‘I Was So in Love’

“I was so in love with this person,” she explained. “Keep in mind that he represented my family, my home that we built together. I looked at it as a child who had had a bad, bad temper tantrum--obviously it was a war to him. But I knew in my heart it was never about love. Frankly, I didn’t fall out of love with this man until around 1985.”

Today, she said, she harbors no bitterness, and now takes half the blame for the breakup. “It takes two to make it, two to break it,” she said emphatically.

She added, “We will always be linked because of Mac and Zac.”

The two exchange polite “hellos” when she picks up the kids on the weekend, but he has said nothing to her about the book. “I would think he should be proud of the way it was handled,” she commented, staring off. “I think it’s a very fair portrayal. . . . I would hope that he would look at it and say ‘Yeah, she’s a survivor, she’s going to go on, good for her.’ ”

After the divorce and custody battle, Roxanne was left with a Porsche, jewelry, limited alimony, visitation rights and very few friends. She can still count her close friends on one hand--three to be exact. Author Pat Booth (“Palm Beach,” “The Sisters”), a Palm Beach resident transplanted from England, is one.

“Reaction to the book here is split exclusively down the middle,” Booth said in a phone interview. “The old guard feels it should be dead and buried. Others, like the working girls on Worth Avenue, root for her.”

Told about the scene at dinner the night before, when Pulitzer was laughing at the gossip around the table, and Booth said, “It’s a very funny thing, infamy, isn’t it? It’s a double-edged sword. You have to embrace it in a way; that is your past, that’s you, you can’t escape it. You can’t look down upon people, and I think if she did she would be a hypocrite, and that is one thing she is not. She totally understands in a way that infamy has brought her fame, and she does embrace that, in a fun-loving way.”

The First Draft

Pulitzer has just finished reading the first draft of “The Prize Pulitzer,” a TV movie version of the book. “I think it needs a little work,” she said. The script seems to her a bit high on the glitz and glamour (“I was in hunting fatigues more than I was in black tie”) but she understands Hollywood’s need for that. Cheryl Ladd and Candice Bergen have been mentioned as possibilities to play her; she’d rather see someone more like Sean Young or Debra Winger.

When the book tour is over, Pulitzer plans to go back to teaching aerobics and lecturing on child custody matters.

She’s thought about having another child. “I go back and forth on that one.
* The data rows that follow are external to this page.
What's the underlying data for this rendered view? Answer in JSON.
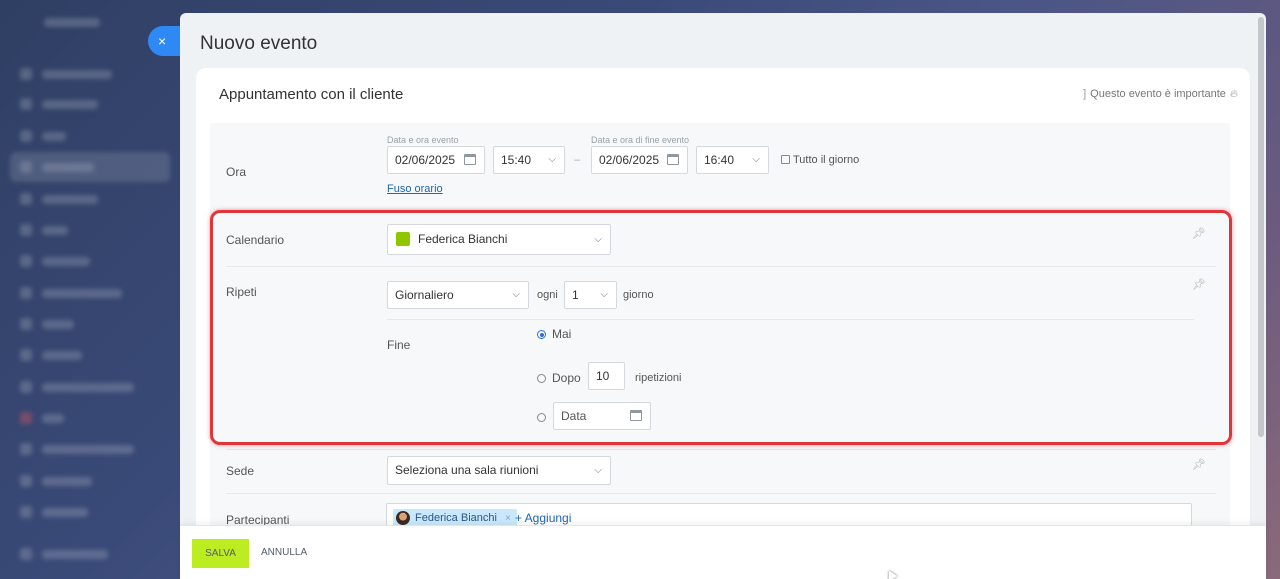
{
  "window": {
    "title": "Nuovo evento",
    "close_glyph": "×"
  },
  "event": {
    "name": "Appuntamento con il cliente",
    "important_label": "Questo evento è importante",
    "important_icon": "flame-icon"
  },
  "time": {
    "label": "Ora",
    "start_label": "Data e ora evento",
    "start_date": "02/06/2025",
    "start_time": "15:40",
    "separator": "–",
    "end_label": "Data e ora di fine evento",
    "end_date": "02/06/2025",
    "end_time": "16:40",
    "all_day_label": "Tutto il giorno",
    "all_day_checked": false,
    "timezone_link": "Fuso orario"
  },
  "calendar": {
    "label": "Calendario",
    "value": "Federica Bianchi",
    "color": "#8fc600"
  },
  "repeat": {
    "label": "Ripeti",
    "frequency": "Giornaliero",
    "every_label": "ogni",
    "interval": "1",
    "unit_label": "giorno",
    "end_label": "Fine",
    "options": {
      "never": "Mai",
      "after": "Dopo",
      "after_count": "10",
      "after_suffix": "ripetizioni",
      "date_placeholder": "Data"
    },
    "selected_end": "never"
  },
  "location": {
    "label": "Sede",
    "placeholder": "Seleziona una sala riunioni"
  },
  "participants": {
    "label": "Partecipanti",
    "people": [
      "Federica Bianchi"
    ],
    "remove_glyph": "×",
    "add_label": "+ Aggiungi"
  },
  "footer": {
    "save_label": "SALVA",
    "cancel_label": "ANNULLA"
  },
  "colors": {
    "accent_blue": "#2f89f5",
    "save_green": "#bbed21",
    "highlight_red": "#e0353a",
    "link_blue": "#2066b0"
  }
}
Ultimately I would like to have a baby without getting married if I can get financially settled. But I don’t know if marriage is in the picture for me.

“I’ve learned a lot and I’ve healed myself in a lot of ways. . . . Frankly, I wouldn’t want to have my children taken away again through a power situation. But I think children should have both parents around.”

Addressing the issue of losing her kids, Pulitzer added, “I don’t know, I mean, it’s like having somebody tear off your leg, I’m telling you. And the leg is still growing back.

“At least society would accept (having a child out of wedlock) now. But, well, look at me. I’ve never really listened to society anyway,” she said, laughing. “And it’s too late to start now.”